– by Joseph Jammer Medina

Disclaimer: Spoiler Alert!

Wow. At first I was slow to get into this show, but now I am on-board more than ever. In fact, this show may actually one-up Game of Thrones in the ability to take a major character death and develop it into an even greater story. This epic started with the farm boy Ragnar Lothbrok (Travis Fimmel), and followed his kingly career path all the way to his death in season 4. Think about this for a second; he dies in season 4, not in season 1 like Eddard Stark did in Game of Thrones, and Vikings has gotten better each episode this late in the “game”. We had even more deaths in this episode of Vikings, and I will start with the most shocking.


Once Helga entered the hall with her “adoptive daughter” (read prisoner), I had suspicions that something tragic was about to happen. Oh and it did in the worst way. The captured daughter stabs Helga in the neck and subsequently commits a form of Japanese Seppuku, as she plunges the dagger into her own heart, ending both of their lives. We have followed the love of Helga and her mate Floki since season one, when Ragnar’s kid ran up on a fully nude Helga, and we thought she may have been a minor character. Turns out she was prominent in Floki’s life, and now he is distraught enough to cause some major havoc.

King Ecbert

We knew this death was coming. Ecbert (played by Linus Roache) had given Ragnar up to be defiled and killed in a previous episode, and it caused the Lothbrok sons to bring a huge “heathen” army to avenge his death. The kicker is that before this happened, Ecbert renounced his kingship to his son upon fleeing their hold, and awaited his assured death. King Ecbert, upon his “deathcage” agrees to give Bjorn Lothbrok a title to the land with his only request being for his execution to be by his own hand. He commits suicide in the same Roman bath that he first met Ragnar in, and the Lothbroks get their land. Or do they? Nope, he gave up his right as king so the deed he signed over is forfeit. We will wait until next season to see the repercussions of this death.

Sigurd Lothbrok

While not the most shocking, this was the most impactful death of the show. Ever since the birth of the four boys there has always been one that was deemed, by prophecy, the “bringer of the downfall of the Lothbrok family,” [paraphrased]. This entire past half-season we were led to believe that the son with the cursed eye was Ivar, but after Ivar threw an axe into Sigurd’s chest we got the truth. Sigurd was the cursed, and by Ivar killing him we will now see the destruction of the family. Also, Ivar is the best part of the season as he plays a cripple coming to terms with being the leader of his people. Now, I will admit that I may have missed a scene where it showed Sigurd’s eye, but as I researched, I could not find it and thus I was mislead had I missed it or not. I can’t be the only one.

So what do we have in store for next season?

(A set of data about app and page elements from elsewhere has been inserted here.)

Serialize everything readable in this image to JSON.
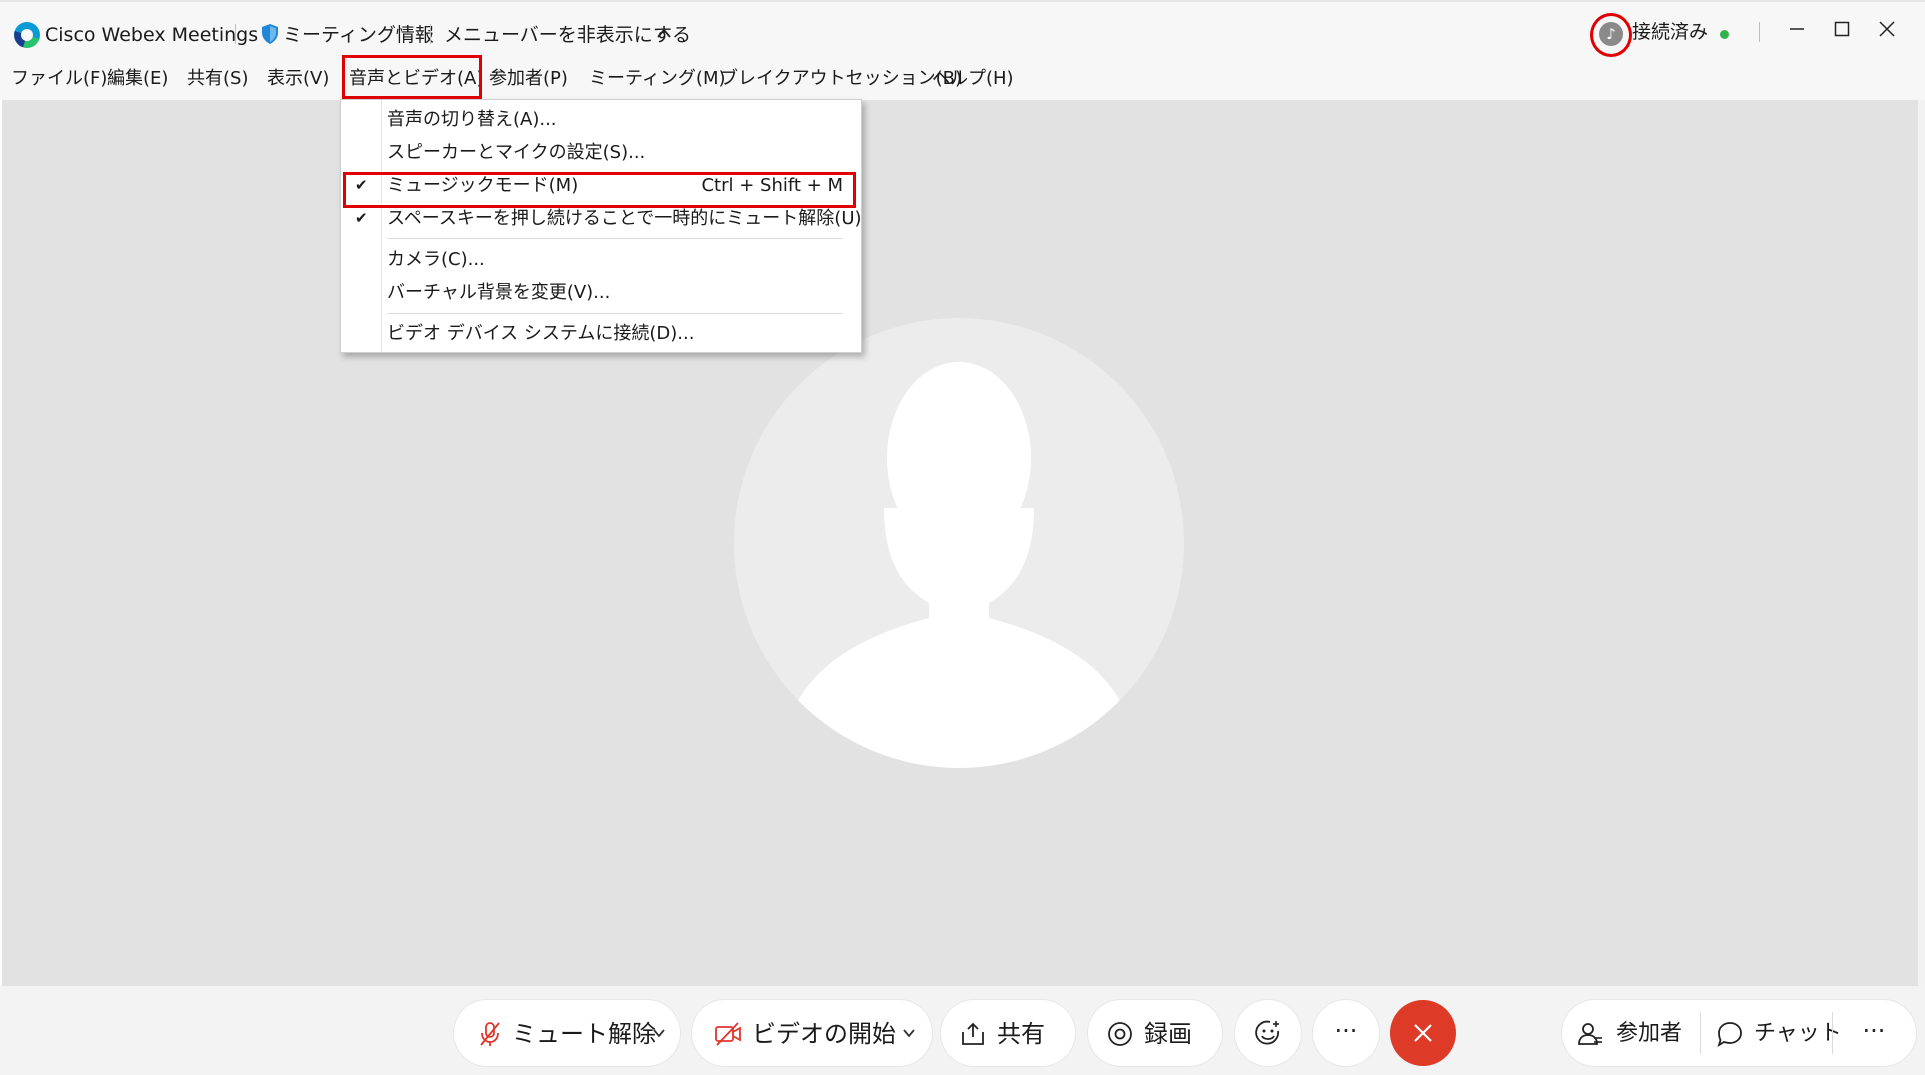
{
  "titlebar": {
    "app_name": "Cisco Webex Meetings",
    "meeting_info": "ミーティング情報",
    "hide_menubar": "メニューバーを非表示にする",
    "status": "接続済み",
    "chevron": "^"
  },
  "menubar": {
    "items": [
      "ファイル(F)",
      "編集(E)",
      "共有(S)",
      "表示(V)",
      "音声とビデオ(A)",
      "参加者(P)",
      "ミーティング(M)",
      "ブレイクアウトセッション(B)",
      "ヘルプ(H)"
    ]
  },
  "dropdown": {
    "items": [
      {
        "label": "音声の切り替え(A)...",
        "checked": false
      },
      {
        "label": "スピーカーとマイクの設定(S)...",
        "checked": false
      },
      {
        "label": "ミュージックモード(M)",
        "checked": true,
        "shortcut": "Ctrl + Shift + M"
      },
      {
        "label": "スペースキーを押し続けることで一時的にミュート解除(U)",
        "checked": true
      },
      {
        "label": "カメラ(C)...",
        "checked": false
      },
      {
        "label": "バーチャル背景を変更(V)...",
        "checked": false
      },
      {
        "label": "ビデオ デバイス システムに接続(D)...",
        "checked": false
      }
    ],
    "check_glyph": "✔"
  },
  "controls": {
    "unmute": "ミュート解除",
    "start_video": "ビデオの開始",
    "share": "共有",
    "record": "録画",
    "more": "···",
    "participants": "参加者",
    "chat": "チャット"
  },
  "colors": {
    "highlight_red": "#e00000",
    "end_call": "#dd3a28",
    "status_green": "#2fb34a",
    "mute_icon": "#e0352b"
  },
  "icons": [
    "webex-logo-icon",
    "shield-icon",
    "chevron-up-icon",
    "music-icon",
    "minimize-icon",
    "maximize-icon",
    "close-icon",
    "microphone-muted-icon",
    "video-off-icon",
    "share-icon",
    "record-icon",
    "reaction-icon",
    "more-icon",
    "end-call-icon",
    "participants-icon",
    "chat-icon",
    "checkmark-icon"
  ]
}
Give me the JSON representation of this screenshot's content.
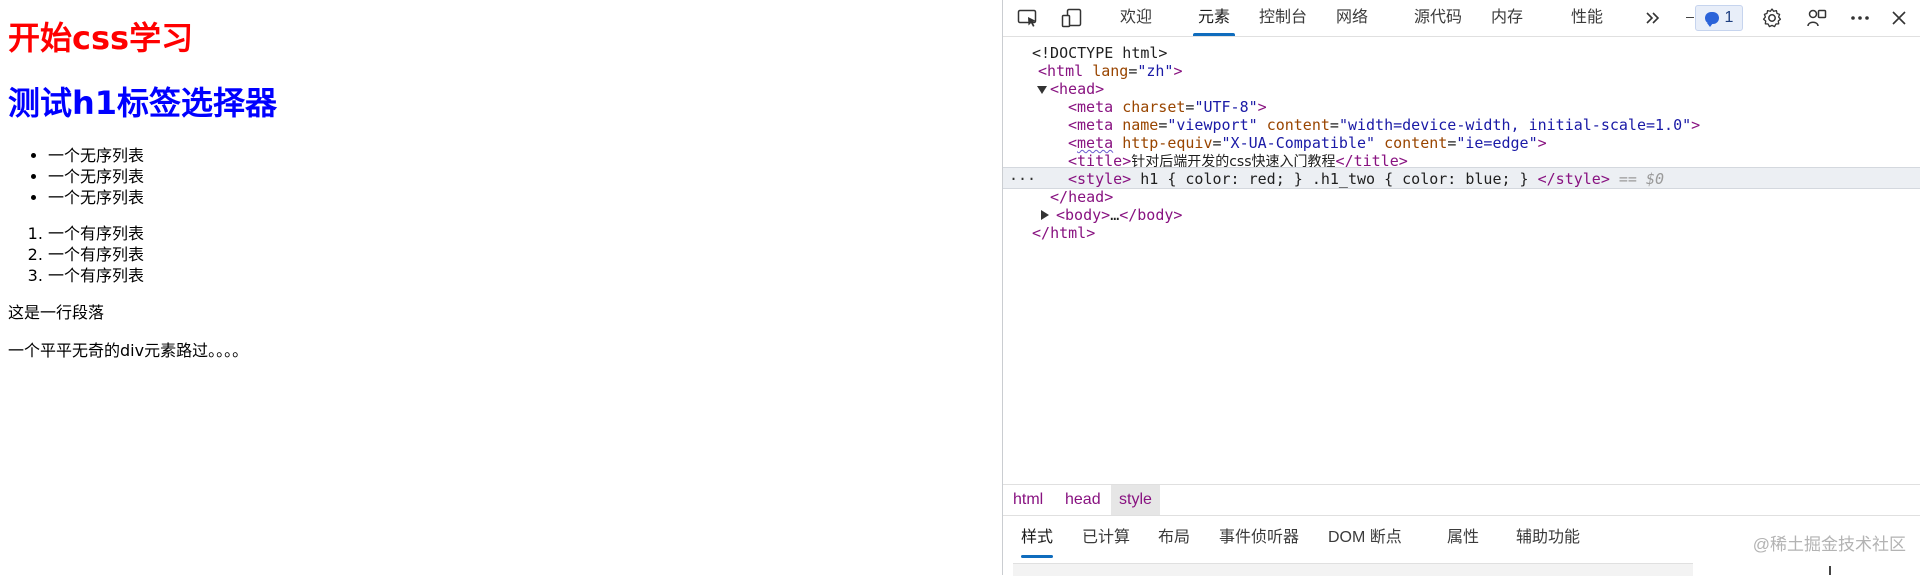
{
  "page": {
    "h1_first": "开始css学习",
    "h1_second": "测试h1标签选择器",
    "unordered_items": [
      "一个无序列表",
      "一个无序列表",
      "一个无序列表"
    ],
    "ordered_items": [
      "一个有序列表",
      "一个有序列表",
      "一个有序列表"
    ],
    "paragraph": "这是一行段落",
    "div_text": "一个平平无奇的div元素路过。。。。",
    "colors": {
      "h1": "#ff0000",
      "h1_two": "#0000ff"
    }
  },
  "devtools": {
    "tabs": [
      {
        "label": "欢迎",
        "active": false
      },
      {
        "label": "元素",
        "active": true
      },
      {
        "label": "控制台",
        "active": false
      },
      {
        "label": "网络",
        "active": false
      },
      {
        "label": "源代码",
        "active": false
      },
      {
        "label": "内存",
        "active": false
      },
      {
        "label": "性能",
        "active": false
      }
    ],
    "issues_count": "1",
    "icons": [
      "inspect-element-icon",
      "device-emulation-icon",
      "more-tabs-icon",
      "issues-icon",
      "settings-icon",
      "customize-icon",
      "more-options-icon",
      "close-icon"
    ],
    "dom": {
      "doctype": "<!DOCTYPE html>",
      "html_open_tag": "html",
      "html_lang_attr": "lang",
      "html_lang_value": "\"zh\"",
      "head_tag": "head",
      "meta1": {
        "attr": "charset",
        "value": "\"UTF-8\""
      },
      "meta2": {
        "attr1": "name",
        "value1": "\"viewport\"",
        "attr2": "content",
        "value2": "\"width=device-width, initial-scale=1.0\""
      },
      "meta3": {
        "attr1": "http-equiv",
        "value1": "\"X-UA-Compatible\"",
        "attr2": "content",
        "value2": "\"ie=edge\""
      },
      "title_text": "针对后端开发的css快速入门教程",
      "style_text": " h1 { color: red; } .h1_two { color: blue; } ",
      "selected_marker": "== $0",
      "body_collapsed": "…",
      "row_dots": "···"
    },
    "breadcrumbs": [
      {
        "label": "html",
        "active": false
      },
      {
        "label": "head",
        "active": false
      },
      {
        "label": "style",
        "active": true
      }
    ],
    "bottom_tabs": [
      {
        "label": "样式",
        "active": true
      },
      {
        "label": "已计算",
        "active": false
      },
      {
        "label": "布局",
        "active": false
      },
      {
        "label": "事件侦听器",
        "active": false
      },
      {
        "label": "DOM 断点",
        "active": false
      },
      {
        "label": "属性",
        "active": false
      },
      {
        "label": "辅助功能",
        "active": false
      }
    ],
    "watermark": "@稀土掘金技术社区",
    "accent_color": "#0f6cbd"
  }
}
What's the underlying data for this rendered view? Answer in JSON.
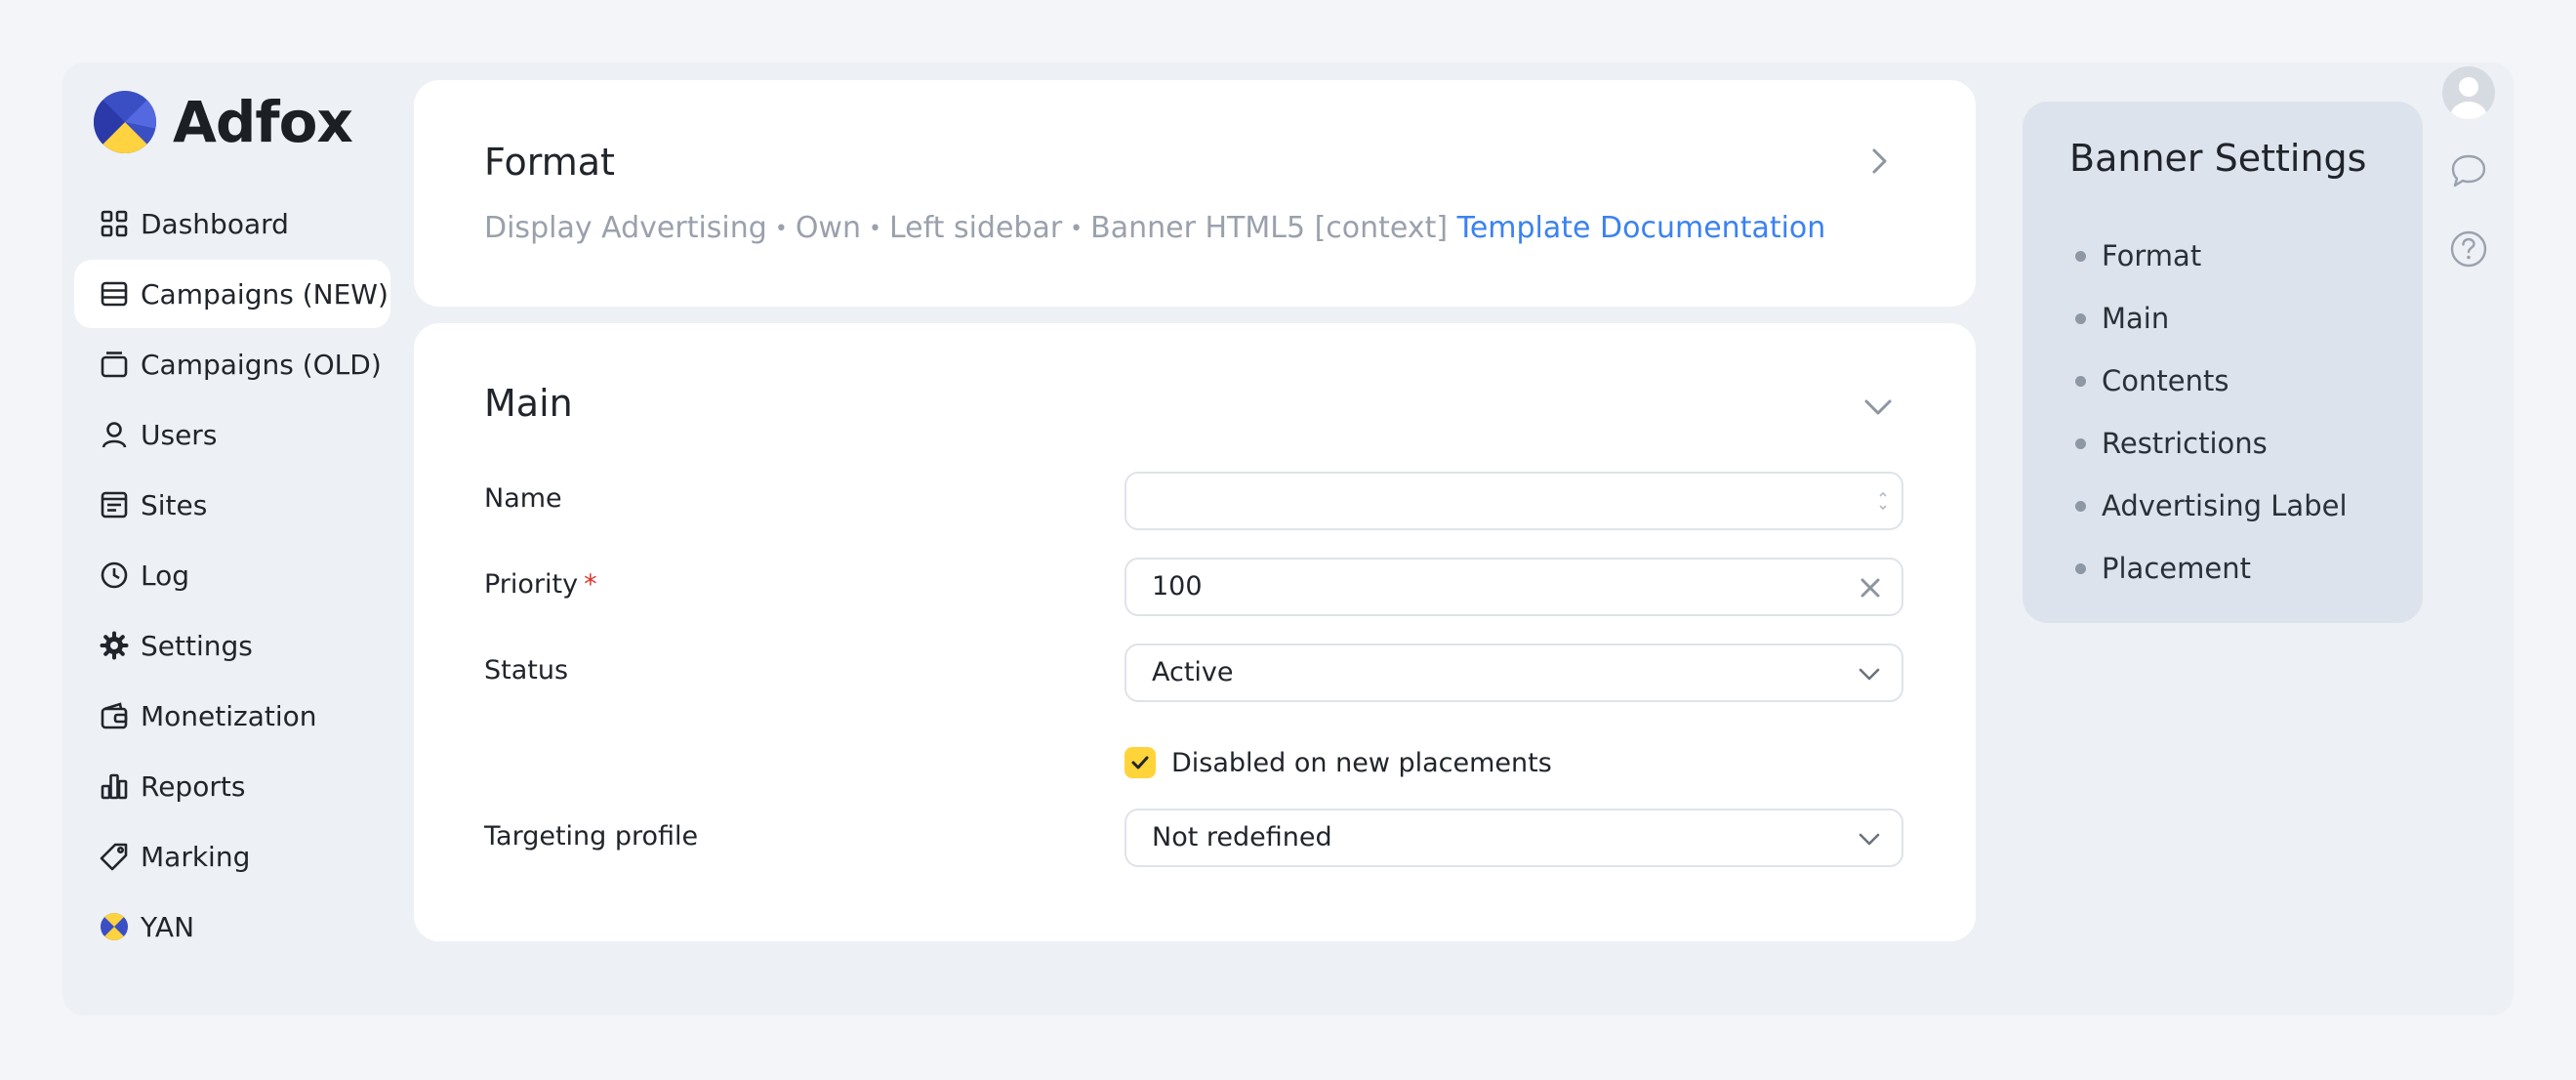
{
  "app": {
    "name": "Adfox"
  },
  "sidebar": {
    "items": [
      {
        "label": "Dashboard",
        "icon": "dashboard-icon",
        "active": false
      },
      {
        "label": "Campaigns (NEW)",
        "icon": "campaigns-icon",
        "active": true
      },
      {
        "label": "Campaigns (OLD)",
        "icon": "campaigns-old-icon",
        "active": false
      },
      {
        "label": "Users",
        "icon": "user-icon",
        "active": false
      },
      {
        "label": "Sites",
        "icon": "sites-icon",
        "active": false
      },
      {
        "label": "Log",
        "icon": "clock-icon",
        "active": false
      },
      {
        "label": "Settings",
        "icon": "gear-icon",
        "active": false
      },
      {
        "label": "Monetization",
        "icon": "wallet-icon",
        "active": false
      },
      {
        "label": "Reports",
        "icon": "bar-chart-icon",
        "active": false
      },
      {
        "label": "Marking",
        "icon": "tag-icon",
        "active": false
      },
      {
        "label": "YAN",
        "icon": "yan-logo-icon",
        "active": false
      }
    ]
  },
  "format_card": {
    "title": "Format",
    "breadcrumb": [
      "Display Advertising",
      "Own",
      "Left sidebar",
      "Banner HTML5 [context]"
    ],
    "separator": "•",
    "link_label": "Template Documentation"
  },
  "main_card": {
    "title": "Main",
    "fields": {
      "name": {
        "label": "Name",
        "value": ""
      },
      "priority": {
        "label": "Priority",
        "required_mark": "*",
        "value": "100"
      },
      "status": {
        "label": "Status",
        "value": "Active"
      },
      "disabled_on_new": {
        "label": "Disabled on new placements",
        "checked": true
      },
      "targeting": {
        "label": "Targeting profile",
        "value": "Not redefined"
      }
    }
  },
  "banner_settings": {
    "title": "Banner Settings",
    "items": [
      "Format",
      "Main",
      "Contents",
      "Restrictions",
      "Advertising Label",
      "Placement"
    ]
  },
  "colors": {
    "accent_link": "#3b82f0",
    "checkbox": "#ffd43b",
    "required": "#e0352b"
  }
}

The end of the show brings an actor, Jonathan Rhys Meyers, that provided a ton of entertainment for another show I really got into, after I binged it — The Tudors — where the actor played Henry VIII. Meyers will play Bishop Heahmund in the upcoming season, and the ending of Vikings left us with an inscription on his sword that reads “ANANYZAPATA”. One translation is, “Jesus kills the devil,” and another google search indicates a 15th century Templar that cleans up the heathens of England.

I can’t wait! How about you guys? Did you like the ending? Could Vikings be compared to Game of Thrones? Speak up!


Joseph Jammer Medina is an author, podcaster, and editor-in-chief of LRM. A graduate of Chapman University's Dodge College of Film and Television, Jammer's always had a craving for stories. From movies, television, and web content to books, anime, and manga, he's always been something of a story junkie.